External links[edit]

References[edit]

  1. ^ Benson Idonije (1 October 2009). "Echoes of the 60". The Guardian. Retrieved 3 November 2009. [dead link]
  2. ^ Trevor Schoonmaker (2003). Fela: from West Africa to West Broadway. Palgrave Macmillan. p. 80. ISBN 1-4039-6210-3. 
  3. ^ a b c d e f Benson Idonije (21 May 2008). "Legacy of Bobby Benson of Africa". The Guardian. Retrieved 3 November 2009. [dead link]
  4. ^ "Various – Nigeria 70 : Lagos Jump". Paris DJs. Retrieved 3 November 2009. 
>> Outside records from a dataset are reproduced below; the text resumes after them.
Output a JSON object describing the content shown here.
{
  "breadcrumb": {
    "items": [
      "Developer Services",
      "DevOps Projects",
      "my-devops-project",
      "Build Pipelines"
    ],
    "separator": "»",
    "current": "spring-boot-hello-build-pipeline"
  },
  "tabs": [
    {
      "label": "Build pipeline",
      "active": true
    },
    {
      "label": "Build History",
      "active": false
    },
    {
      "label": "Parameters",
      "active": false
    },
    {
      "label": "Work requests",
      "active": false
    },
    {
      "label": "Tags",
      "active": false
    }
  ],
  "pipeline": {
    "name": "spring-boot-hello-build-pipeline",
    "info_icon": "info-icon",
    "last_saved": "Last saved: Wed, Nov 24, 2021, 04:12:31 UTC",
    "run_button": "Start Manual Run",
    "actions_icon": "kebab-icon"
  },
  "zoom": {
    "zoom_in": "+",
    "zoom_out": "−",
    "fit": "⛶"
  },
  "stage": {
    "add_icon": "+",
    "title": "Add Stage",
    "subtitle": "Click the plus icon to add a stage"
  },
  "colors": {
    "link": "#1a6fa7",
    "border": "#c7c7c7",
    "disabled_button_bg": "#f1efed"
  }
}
  5. ^ John Collins (1985). Musicmakers of West Africa. Lynne Rienner Publishers. p. 137. ISBN 0-89410-075-0. 
  6. ^ Gerhard Kubik (1999). Africa and the blues. Univ. Press of Mississippi. p. 156. ISBN 1-57806-146-6. 
  7. ^ "Lagos All Routes: Juju And Highlife, Apala And Fuji". HONEST JON'S RECORDS. Retrieved 3 November 2009. 
  8. ^ "I will die a dramatist – Jimi Solanke". Nigeria Films. 27 July 2009. Retrieved 4 November 2009. 
  9. ^ "NEWSLETTER – January 2nd, 2009 – Jimi Solanke". Downtown Music Gallery. 2 January 2009. Retrieved 4 November 2009. 
  10. ^ "WORLD BEAT & FUSION – O.J. EKEMODE". Fast Lane International. Retrieved 3 November 2009. 
  11. ^ Benson Idonije. "Alaba Pedro, master of guitar stroke" (PDF). Retrieved 3 November 2009. [dead link]
  12. ^ SEGUN AJAYI (28 January 2005). "Rap and hip-hop not African music". Sun News. Retrieved 3 November 2009. 
  13. ^ "Peter King Biography". last.fm. Retrieved 4 November 2009.